Data records
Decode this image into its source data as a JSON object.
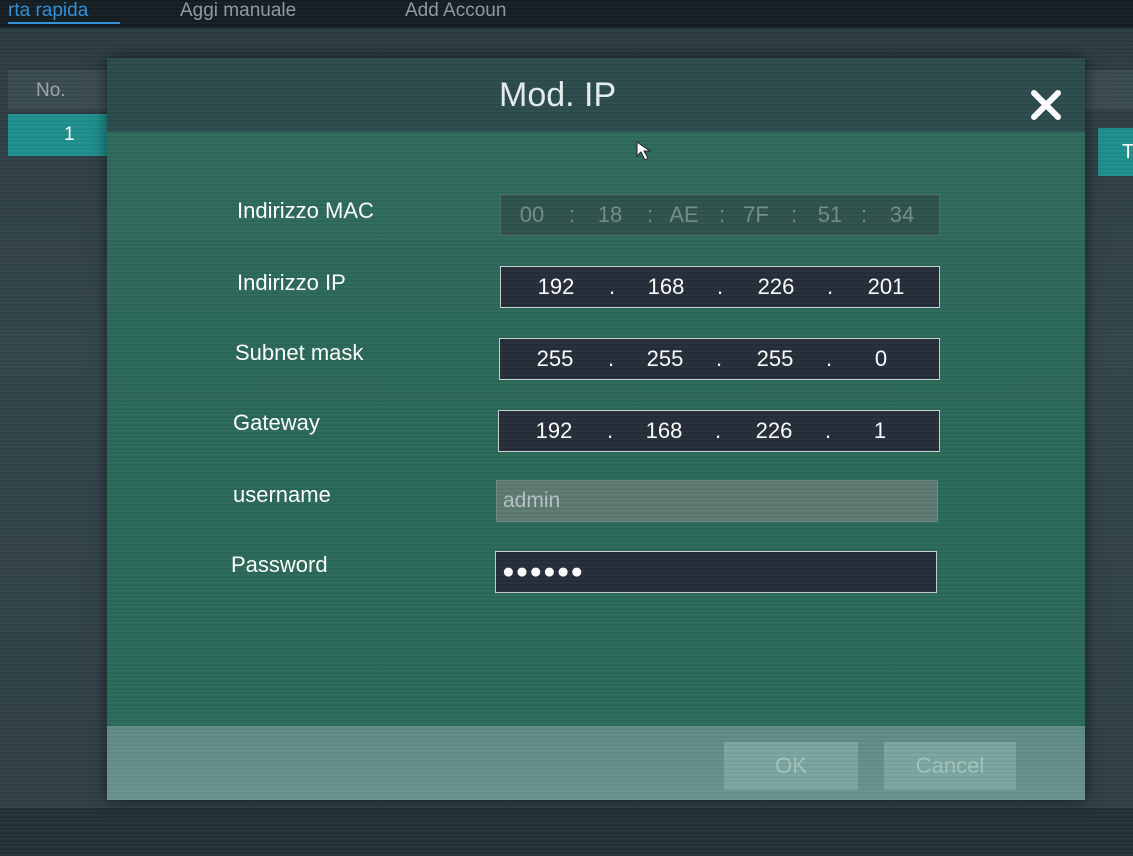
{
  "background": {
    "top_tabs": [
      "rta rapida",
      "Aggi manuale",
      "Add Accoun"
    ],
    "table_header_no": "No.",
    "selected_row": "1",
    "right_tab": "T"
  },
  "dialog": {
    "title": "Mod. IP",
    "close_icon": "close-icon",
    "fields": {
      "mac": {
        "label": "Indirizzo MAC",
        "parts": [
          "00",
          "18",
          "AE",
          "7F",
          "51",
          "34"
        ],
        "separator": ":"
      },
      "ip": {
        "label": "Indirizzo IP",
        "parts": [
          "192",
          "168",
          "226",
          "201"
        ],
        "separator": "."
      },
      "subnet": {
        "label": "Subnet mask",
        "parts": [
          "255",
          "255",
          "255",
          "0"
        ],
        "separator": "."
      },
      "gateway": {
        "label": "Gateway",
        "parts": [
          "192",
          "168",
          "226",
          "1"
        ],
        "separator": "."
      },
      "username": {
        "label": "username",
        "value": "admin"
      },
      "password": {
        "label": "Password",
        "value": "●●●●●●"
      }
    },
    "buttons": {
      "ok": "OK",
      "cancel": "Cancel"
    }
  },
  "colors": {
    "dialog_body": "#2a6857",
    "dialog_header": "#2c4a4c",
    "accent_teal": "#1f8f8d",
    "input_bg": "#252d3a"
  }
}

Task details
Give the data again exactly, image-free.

Expected answer
Decode this image into its source data as a JSON object.
{
  "background": {
    "top_tabs": [
      "rta rapida",
      "Aggi manuale",
      "Add Accoun"
    ],
    "table_header_no": "No.",
    "selected_row": "1",
    "right_tab": "T"
  },
  "dialog": {
    "title": "Mod. IP",
    "close_icon": "close-icon",
    "fields": {
      "mac": {
        "label": "Indirizzo MAC",
        "parts": [
          "00",
          "18",
          "AE",
          "7F",
          "51",
          "34"
        ],
        "separator": ":"
      },
      "ip": {
        "label": "Indirizzo IP",
        "parts": [
          "192",
          "168",
          "226",
          "201"
        ],
        "separator": "."
      },
      "subnet": {
        "label": "Subnet mask",
        "parts": [
          "255",
          "255",
          "255",
          "0"
        ],
        "separator": "."
      },
      "gateway": {
        "label": "Gateway",
        "parts": [
          "192",
          "168",
          "226",
          "1"
        ],
        "separator": "."
      },
      "username": {
        "label": "username",
        "value": "admin"
      },
      "password": {
        "label": "Password",
        "value": "●●●●●●"
      }
    },
    "buttons": {
      "ok": "OK",
      "cancel": "Cancel"
    }
  },
  "colors": {
    "dialog_body": "#2a6857",
    "dialog_header": "#2c4a4c",
    "accent_teal": "#1f8f8d",
    "input_bg": "#252d3a"
  }
}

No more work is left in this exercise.